WORK TO BE COMPLETED: Make an exact copy of the listing so that no picture is carried over.

-------- EXERCISE DATA

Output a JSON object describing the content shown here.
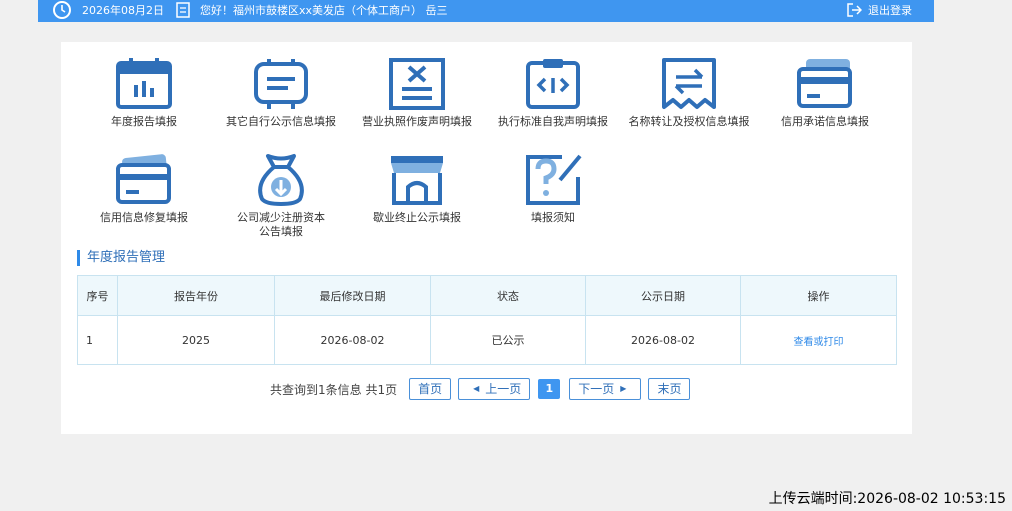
{
  "header": {
    "date": "2026年08月2日",
    "greeting": "您好！福州市鼓楼区xx美发店（个体工商户） 岳三",
    "logout_label": "退出登录"
  },
  "tiles": [
    {
      "label": "年度报告填报",
      "icon": "calendar-icon"
    },
    {
      "label": "其它自行公示信息填报",
      "icon": "document-board-icon"
    },
    {
      "label": "营业执照作废声明填报",
      "icon": "void-document-icon"
    },
    {
      "label": "执行标准自我声明填报",
      "icon": "code-clipboard-icon"
    },
    {
      "label": "名称转让及授权信息填报",
      "icon": "transfer-receipt-icon"
    },
    {
      "label": "信用承诺信息填报",
      "icon": "credit-card-icon"
    },
    {
      "label": "信用信息修复填报",
      "icon": "credit-cards-icon"
    },
    {
      "label_line1": "公司减少注册资本",
      "label_line2": "公告填报",
      "icon": "money-bag-icon"
    },
    {
      "label": "歇业终止公示填报",
      "icon": "store-icon"
    },
    {
      "label": "填报须知",
      "icon": "question-edit-icon"
    }
  ],
  "section_title": "年度报告管理",
  "table": {
    "headers": [
      "序号",
      "报告年份",
      "最后修改日期",
      "状态",
      "公示日期",
      "操作"
    ],
    "rows": [
      {
        "index": "1",
        "year": "2025",
        "modified": "2026-08-02",
        "status": "已公示",
        "published": "2026-08-02",
        "action": "查看或打印"
      }
    ]
  },
  "pager": {
    "info": "共查询到1条信息 共1页",
    "first": "首页",
    "prev": "上一页",
    "current": "1",
    "next": "下一页",
    "last": "末页"
  },
  "upload_time": "上传云端时间:2026-08-02 10:53:15",
  "colors": {
    "header_blue": "#3f96f0",
    "icon_blue": "#2f6fb8",
    "accent": "#2f8ae8"
  }
}
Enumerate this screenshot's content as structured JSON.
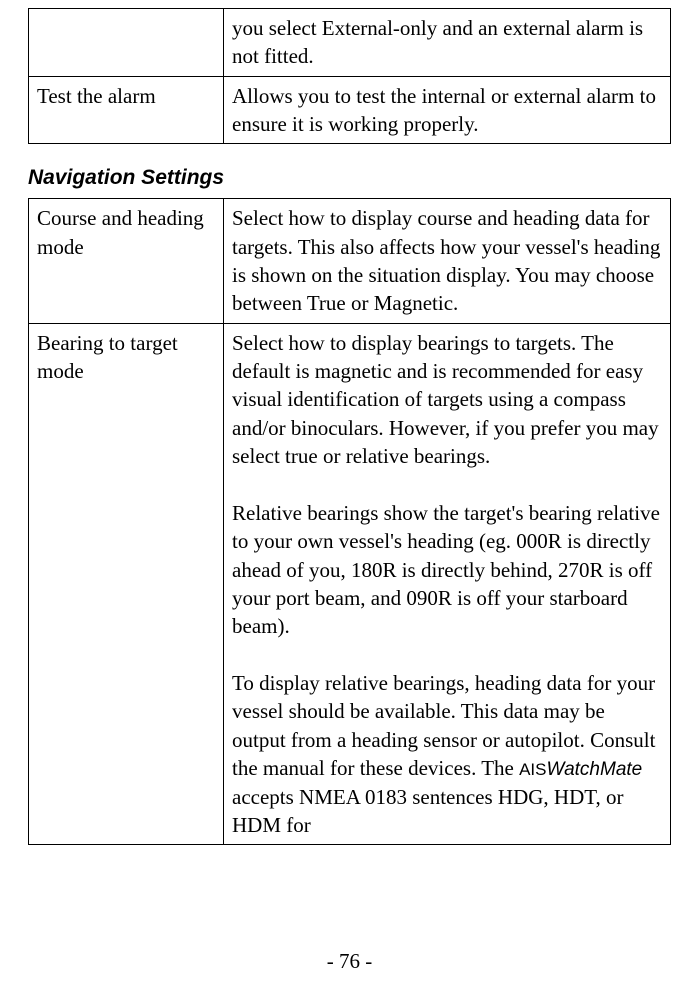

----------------

RESPONSE:
Output a JSON object describing the content shown here.
{
  "header": {
    "date": "2026年08月2日",
    "greeting": "您好！福州市鼓楼区xx美发店（个体工商户） 岳三",
    "logout_label": "退出登录"
  },
  "tiles": [
    {
      "label": "年度报告填报",
      "icon": "calendar-icon"
    },
    {
      "label": "其它自行公示信息填报",
      "icon": "document-board-icon"
    },
    {
      "label": "营业执照作废声明填报",
      "icon": "void-document-icon"
    },
    {
      "label": "执行标准自我声明填报",
      "icon": "code-clipboard-icon"
    },
    {
      "label": "名称转让及授权信息填报",
      "icon": "transfer-receipt-icon"
    },
    {
      "label": "信用承诺信息填报",
      "icon": "credit-card-icon"
    },
    {
      "label": "信用信息修复填报",
      "icon": "credit-cards-icon"
    },
    {
      "label_line1": "公司减少注册资本",
      "label_line2": "公告填报",
      "icon": "money-bag-icon"
    },
    {
      "label": "歇业终止公示填报",
      "icon": "store-icon"
    },
    {
      "label": "填报须知",
      "icon": "question-edit-icon"
    }
  ],
  "section_title": "年度报告管理",
  "table": {
    "headers": [
      "序号",
      "报告年份",
      "最后修改日期",
      "状态",
      "公示日期",
      "操作"
    ],
    "rows": [
      {
        "index": "1",
        "year": "2025",
        "modified": "2026-08-02",
        "status": "已公示",
        "published": "2026-08-02",
        "action": "查看或打印"
      }
    ]
  },
  "pager": {
    "info": "共查询到1条信息 共1页",
    "first": "首页",
    "prev": "上一页",
    "current": "1",
    "next": "下一页",
    "last": "末页"
  },
  "upload_time": "上传云端时间:2026-08-02 10:53:15",
  "colors": {
    "header_blue": "#3f96f0",
    "icon_blue": "#2f6fb8",
    "accent": "#2f8ae8"
  }
}
Enumerate this screenshot's content as structured JSON.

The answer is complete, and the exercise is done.